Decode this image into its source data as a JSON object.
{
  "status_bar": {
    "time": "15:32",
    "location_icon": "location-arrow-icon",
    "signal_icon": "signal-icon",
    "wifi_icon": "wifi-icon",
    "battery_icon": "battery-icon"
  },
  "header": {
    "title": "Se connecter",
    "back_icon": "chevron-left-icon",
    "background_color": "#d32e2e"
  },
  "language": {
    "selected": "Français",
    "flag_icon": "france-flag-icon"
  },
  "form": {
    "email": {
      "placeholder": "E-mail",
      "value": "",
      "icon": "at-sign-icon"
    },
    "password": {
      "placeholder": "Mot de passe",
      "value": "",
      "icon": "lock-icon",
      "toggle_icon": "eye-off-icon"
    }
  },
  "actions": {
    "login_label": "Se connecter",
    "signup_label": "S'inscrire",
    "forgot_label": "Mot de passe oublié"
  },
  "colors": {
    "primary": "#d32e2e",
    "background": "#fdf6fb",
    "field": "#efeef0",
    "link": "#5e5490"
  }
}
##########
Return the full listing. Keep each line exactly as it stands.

Decode this image into its source data as a JSON object.
{
  "status_bar": {
    "time": "15:32",
    "location_icon": "location-arrow-icon",
    "signal_icon": "signal-icon",
    "wifi_icon": "wifi-icon",
    "battery_icon": "battery-icon"
  },
  "header": {
    "title": "Se connecter",
    "back_icon": "chevron-left-icon",
    "background_color": "#d32e2e"
  },
  "language": {
    "selected": "Français",
    "flag_icon": "france-flag-icon"
  },
  "form": {
    "email": {
      "placeholder": "E-mail",
      "value": "",
      "icon": "at-sign-icon"
    },
    "password": {
      "placeholder": "Mot de passe",
      "value": "",
      "icon": "lock-icon",
      "toggle_icon": "eye-off-icon"
    }
  },
  "actions": {
    "login_label": "Se connecter",
    "signup_label": "S'inscrire",
    "forgot_label": "Mot de passe oublié"
  },
  "colors": {
    "primary": "#d32e2e",
    "background": "#fdf6fb",
    "field": "#efeef0",
    "link": "#5e5490"
  }
}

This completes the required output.